<<<<

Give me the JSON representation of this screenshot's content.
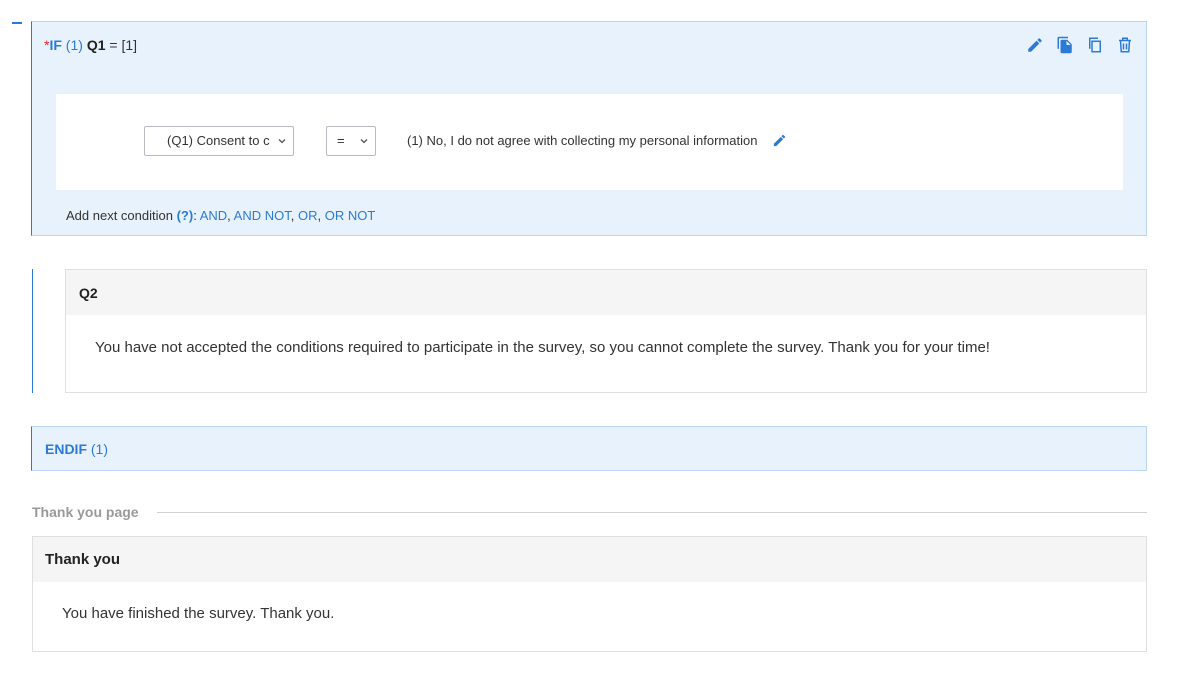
{
  "if_block": {
    "star": "*",
    "keyword": "IF",
    "number": "(1)",
    "question": "Q1",
    "condition": " = [1]",
    "tools": [
      "edit-icon",
      "copy-icon",
      "duplicate-icon",
      "trash-icon"
    ],
    "condition_row": {
      "question_select": "(Q1) Consent to c",
      "operator_select": "=",
      "value": "(1) No, I do not agree with collecting my personal information"
    },
    "add_next": {
      "label": "Add next condition ",
      "help": "(?)",
      "colon": ": ",
      "options": [
        "AND",
        "AND NOT",
        "OR",
        "OR NOT"
      ]
    }
  },
  "q2": {
    "title": "Q2",
    "text": "You have not accepted the conditions required to participate in the survey, so you cannot complete the survey. Thank you for your time!"
  },
  "endif": {
    "keyword": "ENDIF",
    "number": "(1)"
  },
  "thank_you_page": {
    "section_label": "Thank you page",
    "title": "Thank you",
    "text": "You have finished the survey. Thank you."
  },
  "colors": {
    "accent": "#2b7bd6",
    "block_bg": "#e8f2fd",
    "required_star": "#e02020"
  }
}
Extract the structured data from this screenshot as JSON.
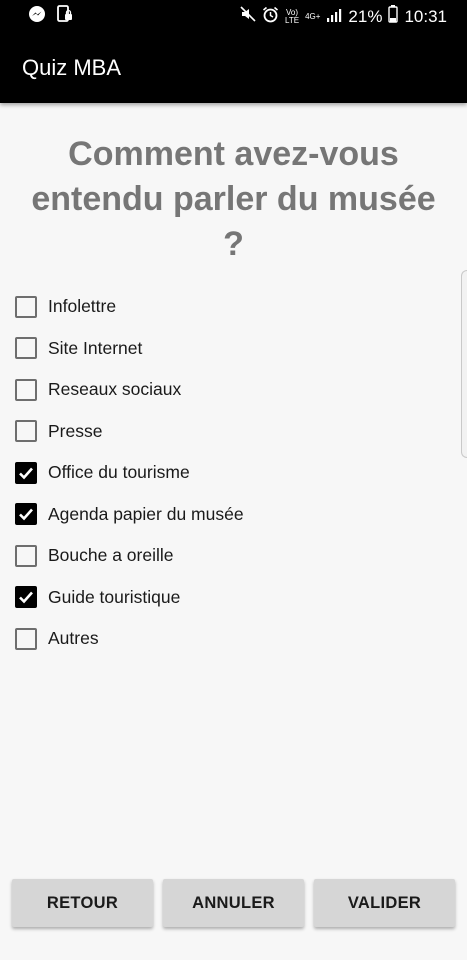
{
  "status_bar": {
    "battery_percent": "21%",
    "time": "10:31",
    "volte_top": "Vo)",
    "volte_bottom": "LTE",
    "network_top": "4G+",
    "icons": [
      "messenger-icon",
      "device-lock-icon",
      "mute-icon",
      "alarm-icon",
      "volte-icon",
      "signal-icon",
      "battery-icon"
    ]
  },
  "app_bar": {
    "title": "Quiz MBA"
  },
  "question": "Comment avez-vous entendu parler du musée ?",
  "options": [
    {
      "label": "Infolettre",
      "checked": false
    },
    {
      "label": "Site Internet",
      "checked": false
    },
    {
      "label": "Reseaux sociaux",
      "checked": false
    },
    {
      "label": "Presse",
      "checked": false
    },
    {
      "label": "Office du tourisme",
      "checked": true
    },
    {
      "label": "Agenda papier du musée",
      "checked": true
    },
    {
      "label": "Bouche a oreille",
      "checked": false
    },
    {
      "label": "Guide touristique",
      "checked": true
    },
    {
      "label": "Autres",
      "checked": false
    }
  ],
  "buttons": {
    "back": "RETOUR",
    "cancel": "ANNULER",
    "submit": "VALIDER"
  },
  "colors": {
    "bar_background": "#000000",
    "question_text": "#767676",
    "button_background": "#d6d6d6",
    "checkbox_checked": "#000000"
  }
}
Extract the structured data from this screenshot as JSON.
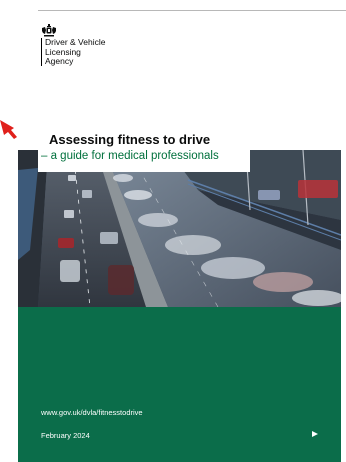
{
  "agency": {
    "lines": [
      "Driver & Vehicle",
      "Licensing",
      "Agency"
    ]
  },
  "cover": {
    "title": "Assessing fitness to drive",
    "subtitle": "– a guide for medical professionals"
  },
  "footer": {
    "url": "www.gov.uk/dvla/fitnesstodrive",
    "date": "February 2024"
  },
  "colors": {
    "green": "#0b6d4a",
    "subtitle_green": "#00703c",
    "arrow_red": "#e0201b"
  },
  "icons": {
    "crest": "royal-coat-of-arms-icon",
    "arrow": "red-arrow-icon",
    "play": "play-triangle-icon"
  }
}
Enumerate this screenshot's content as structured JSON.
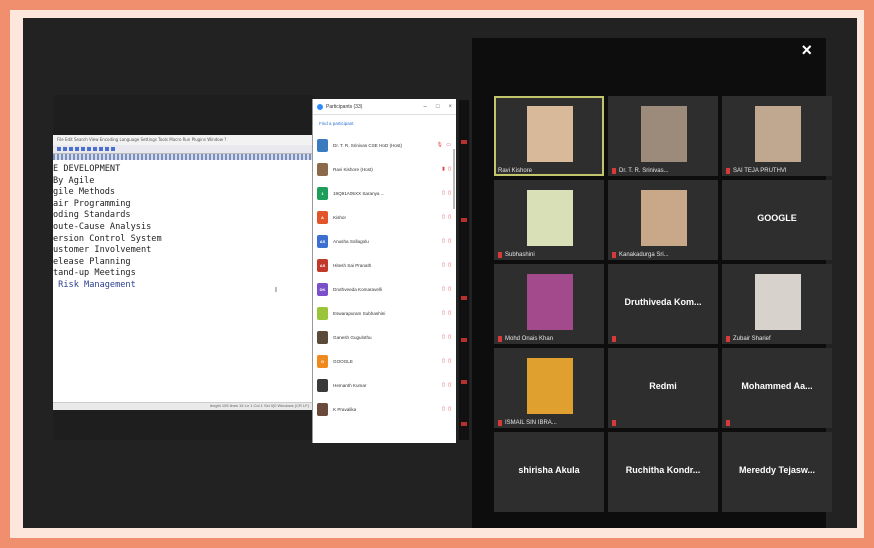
{
  "editor": {
    "window_title": "Note 23 - Notepad++",
    "menu_line": "File  Edit  Search  View  Encoding  Language  Settings  Tools  Macro  Run  Plugins  Window  ?",
    "lines": [
      "E DEVELOPMENT",
      "By Agile",
      "gile Methods",
      "air Programming",
      "oding Standards",
      "oute-Cause Analysis",
      "ersion Control System",
      "ustomer Involvement",
      "elease Planning",
      "tand-up Meetings",
      " Risk Management"
    ],
    "cursor_mark": "I",
    "status_text": "length 105   lines 15      Ln 1  Col 1   Sel 0|0   Windows (CR LF)"
  },
  "participants": {
    "title": "Participants (33)",
    "find_placeholder": "Find a participant",
    "rows": [
      {
        "name": "Dr. T. R. Srinivas CSE HoD (Host)",
        "initials": "",
        "color": "#3a7bbf",
        "icons": "🎙 ▭"
      },
      {
        "name": "Ravi Kishore (Host)",
        "initials": "",
        "color": "#8b6a4a",
        "icons": "▮ ▯"
      },
      {
        "name": "19Q91A05XX Saranya ...",
        "initials": "1",
        "color": "#1f9d5a",
        "icons": "▯ ▯"
      },
      {
        "name": "Kishor",
        "initials": "A",
        "color": "#e2552b",
        "icons": "▯ ▯"
      },
      {
        "name": "Anusha Sollagolu",
        "initials": "AS",
        "color": "#3d6fd0",
        "icons": "▯ ▯"
      },
      {
        "name": "Hitesh Sai Pranath",
        "initials": "AS",
        "color": "#c0392b",
        "icons": "▯ ▯"
      },
      {
        "name": "Druthveeda Komaravelli",
        "initials": "DK",
        "color": "#7b4fc9",
        "icons": "▯ ▯"
      },
      {
        "name": "Eswarapuram Subhashini",
        "initials": "",
        "color": "#9ac43a",
        "icons": "▯ ▯"
      },
      {
        "name": "Ganesh Gugulothu",
        "initials": "",
        "color": "#5a4a3a",
        "icons": "▯ ▯"
      },
      {
        "name": "GOOGLE",
        "initials": "G",
        "color": "#f08a1e",
        "icons": "▯ ▯"
      },
      {
        "name": "Hemanth Kumar",
        "initials": "",
        "color": "#3a3a3a",
        "icons": "▯ ▯"
      },
      {
        "name": "K Pravalika",
        "initials": "",
        "color": "#6a4a3a",
        "icons": "▯ ▯"
      }
    ]
  },
  "gallery": {
    "close_symbol": "×",
    "tiles": [
      {
        "label": "Ravi Kishore",
        "center": "",
        "muted": false,
        "active": true,
        "pic": "#d8b99a"
      },
      {
        "label": "Dr. T. R. Srinivas...",
        "center": "",
        "muted": true,
        "active": false,
        "pic": "#9c8a7a"
      },
      {
        "label": "SAI TEJA PRUTHVI",
        "center": "",
        "muted": true,
        "active": false,
        "pic": "#c0a890"
      },
      {
        "label": "Subhashini",
        "center": "",
        "muted": true,
        "active": false,
        "pic": "#d9e0b8"
      },
      {
        "label": "Kanakadurga Sri...",
        "center": "",
        "muted": true,
        "active": false,
        "pic": "#c9a88a"
      },
      {
        "label": "",
        "center": "GOOGLE",
        "muted": false,
        "active": false,
        "pic": ""
      },
      {
        "label": "Mohd Onais Khan",
        "center": "",
        "muted": true,
        "active": false,
        "pic": "#a24a8c"
      },
      {
        "label": "",
        "center": "Druthiveda Kom...",
        "muted": true,
        "active": false,
        "pic": ""
      },
      {
        "label": "Zubair Sharief",
        "center": "",
        "muted": true,
        "active": false,
        "pic": "#d8d2cc"
      },
      {
        "label": "ISMAIL SIN IBRA...",
        "center": "",
        "muted": true,
        "active": false,
        "pic": "#e0a030"
      },
      {
        "label": "",
        "center": "Redmi",
        "muted": true,
        "active": false,
        "pic": ""
      },
      {
        "label": "",
        "center": "Mohammed Aa...",
        "muted": true,
        "active": false,
        "pic": ""
      },
      {
        "label": "",
        "center": "shirisha Akula",
        "muted": false,
        "active": false,
        "pic": ""
      },
      {
        "label": "",
        "center": "Ruchitha Kondr...",
        "muted": false,
        "active": false,
        "pic": ""
      },
      {
        "label": "",
        "center": "Mereddy Tejasw...",
        "muted": false,
        "active": false,
        "pic": ""
      }
    ]
  }
}
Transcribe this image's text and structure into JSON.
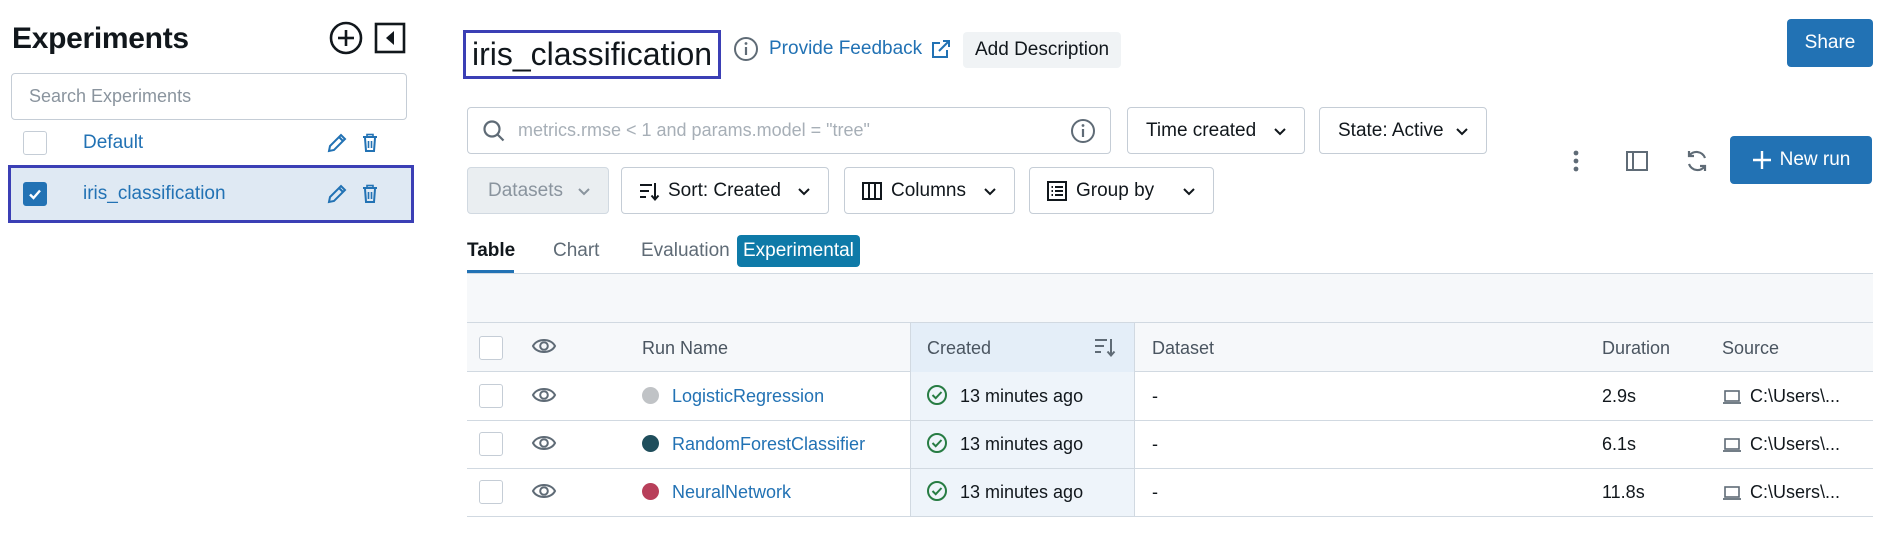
{
  "sidebar": {
    "title": "Experiments",
    "search_placeholder": "Search Experiments",
    "experiments": [
      {
        "name": "Default",
        "checked": false
      },
      {
        "name": "iris_classification",
        "checked": true
      }
    ]
  },
  "header": {
    "experiment_name": "iris_classification",
    "feedback_label": "Provide Feedback",
    "add_description_label": "Add Description",
    "share_label": "Share"
  },
  "controls": {
    "filter_placeholder": "metrics.rmse < 1 and params.model = \"tree\"",
    "time_created_label": "Time created",
    "state_label": "State: Active",
    "datasets_label": "Datasets",
    "sort_label": "Sort: Created",
    "columns_label": "Columns",
    "group_by_label": "Group by",
    "new_run_label": "New run"
  },
  "tabs": [
    {
      "label": "Table",
      "active": true
    },
    {
      "label": "Chart",
      "active": false
    },
    {
      "label": "Evaluation",
      "active": false
    }
  ],
  "experimental_badge": "Experimental",
  "table": {
    "headers": {
      "run_name": "Run Name",
      "created": "Created",
      "dataset": "Dataset",
      "duration": "Duration",
      "source": "Source"
    },
    "rows": [
      {
        "run_name": "LogisticRegression",
        "color": "#c0c3c6",
        "created": "13 minutes ago",
        "dataset": "-",
        "duration": "2.9s",
        "source": "C:\\Users\\..."
      },
      {
        "run_name": "RandomForestClassifier",
        "color": "#1f4e5c",
        "created": "13 minutes ago",
        "dataset": "-",
        "duration": "6.1s",
        "source": "C:\\Users\\..."
      },
      {
        "run_name": "NeuralNetwork",
        "color": "#b83f5a",
        "created": "13 minutes ago",
        "dataset": "-",
        "duration": "11.8s",
        "source": "C:\\Users\\..."
      }
    ]
  },
  "colors": {
    "accent": "#2272b4",
    "selection_outline": "#3b3fb5",
    "success": "#277c43"
  }
}
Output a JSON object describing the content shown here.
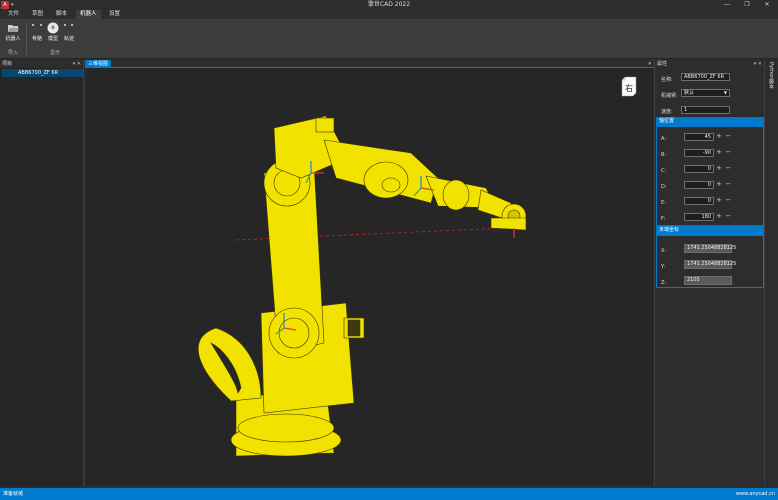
{
  "window": {
    "title": "擎世CAD 2022",
    "icon_label": "A",
    "minimize_glyph": "—",
    "restore_glyph": "❐",
    "close_glyph": "✕"
  },
  "menu": {
    "items": [
      "文件",
      "草图",
      "脚本",
      "机器人",
      "设置"
    ],
    "active_index": 3
  },
  "ribbon": {
    "import_group": {
      "button_label": "机器人",
      "group_label": "导入"
    },
    "display_group": {
      "buttons": [
        "骨骼",
        "模型",
        "轨迹"
      ],
      "group_label": "显示"
    }
  },
  "left_panel": {
    "title": "项目",
    "pin_glyph": "▾ ✕",
    "items": [
      {
        "label": "ABB6700_ZF 6R"
      }
    ]
  },
  "view_tab": {
    "label": "三维视图",
    "pin_glyph": "▾"
  },
  "viewcube": {
    "face_label": "右"
  },
  "properties": {
    "title": "属性",
    "pin_glyph": "▾ ✕",
    "name_label": "名称:",
    "name_value": "ABB6700_ZF 6R",
    "arm_label": "机械臂:",
    "arm_value": "默认",
    "speed_label": "速度:",
    "speed_value": "1",
    "axis_section": "轴位置",
    "axes": [
      {
        "label": "A:",
        "value": "45"
      },
      {
        "label": "B:",
        "value": "-90"
      },
      {
        "label": "C:",
        "value": "0"
      },
      {
        "label": "D:",
        "value": "0"
      },
      {
        "label": "E:",
        "value": "0"
      },
      {
        "label": "F:",
        "value": "180"
      }
    ],
    "end_section": "末端坐标",
    "coords": [
      {
        "label": "X:",
        "value": "1741.25048828125"
      },
      {
        "label": "Y:",
        "value": "1741.25048828125"
      },
      {
        "label": "Z:",
        "value": "2105"
      }
    ]
  },
  "side_strip": {
    "label": "Python脚本"
  },
  "status": {
    "left": "准备就绪",
    "right": "www.anycad.cn"
  },
  "colors": {
    "accent": "#007acc",
    "robot": "#f2e200",
    "robot_edge": "#3a3600",
    "viewport_bg": "#262626"
  }
}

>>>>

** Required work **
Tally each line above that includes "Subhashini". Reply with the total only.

** Exercise solution **
2